  62. 62. Why do not victims just leave? • One very important reason why women don’t just leave an abusive relationship is the very real fear that they will be harmed if they try to leave. The perpetrator will threaten the women as well as other family members including children. She may not have the financial means to support herself and their children.
  63. 63. • The victim may feel that the children need an intact family. She may have religious or cultural beliefs that the family must remain intact at all costs. She may believe that violence is because of her fault. She may still love the perpetrator and succumb to his promises never to let it happen again.
  64. 64. . • It is a vicious circle. Victimised women may not admit that the injuries they have received are the result of abuse even if they are asked. They may fear retaliation if they tell. She may be unable to talk freely because the perpetrator is present.
  65. 65. Long and short term relief measures: •There is no ready made immediate solution of this deep rooted social problem.
  66. 66. MALE MIND SET • A comprehensive understanding of the problem of domestic violence in all its spheres is very essential while formulating effective and sustainable intervention strategies against women violence.
  67. 67. •The problem lies in the deeply disrespectful, even contemptuous attitude towards the fair sex. Unless men’s mindset changes, the status of women will not change for the better
  68. 68. • This includes identifying the victims and perpetrators the evident risk and protective factors, the common outcomes of violence, and the real needs of survivors.
  69. 69. • A great deal of violence in the home is neither constant nor random. It occurs in a defined cycle. If this is the pattern in one’s home, understanding the cycle can help clarify what makes you a victim, and when and how you can get help to break the cycle.
  70. 70. • Anybody who comes into contact with the people should be on the alert for the signs of domestic violence that includes doctors, nurses, teachers, social workers, lawyers and other resource persons.If a person knows where to go for necessary help, some of the frustration and confusion can be eliminated.
  71. 71. Long term solutions • But long term solutions still rest with gender friendly education. • Children living in abusive households will have to be extended specialized support. • One way we can stop the cycle is by teaching children in school that they don’t need to use violence. • Teaching healthy communication skills is a long term way to help. • Educating men about women that they are equal and that men cannot use violence to get what they want is important.

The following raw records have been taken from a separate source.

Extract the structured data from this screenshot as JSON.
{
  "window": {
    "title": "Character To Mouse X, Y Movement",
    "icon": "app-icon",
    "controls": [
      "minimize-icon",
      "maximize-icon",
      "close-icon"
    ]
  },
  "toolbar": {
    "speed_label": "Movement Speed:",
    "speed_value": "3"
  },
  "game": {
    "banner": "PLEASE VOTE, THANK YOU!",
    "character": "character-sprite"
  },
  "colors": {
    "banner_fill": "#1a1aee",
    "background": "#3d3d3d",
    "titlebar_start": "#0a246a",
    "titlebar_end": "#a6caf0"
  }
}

  72. 72. How to Reduce domestic violence? • The following steps may help in reducing domestic violence: • Ø Establishment of short stay homes to provide immediate needs. • Ø Advocating preventive measures by monitoring existing cases, creating opportunities for economic self reliance, consciousness- raising(drawing the attention of community to the fatal consequences of domestic violence) and creating an awareness among the community and mobilizing them to stop domestic violence with the use of street theatre and folk songs.
  73. 73. • The availability of a wide range of accessible quality services together with interventions that seek to challenge the broader social and economic context that exacerbates the imbalance in power between men and women.
  74. 74. • It is very essential to involve the community in the design and implementation of intervention strategies. The success of any community-based project mainly depends on the full involvement of the community which will not only be effective but also sustainable in the long run.
  75. 75. •THANKS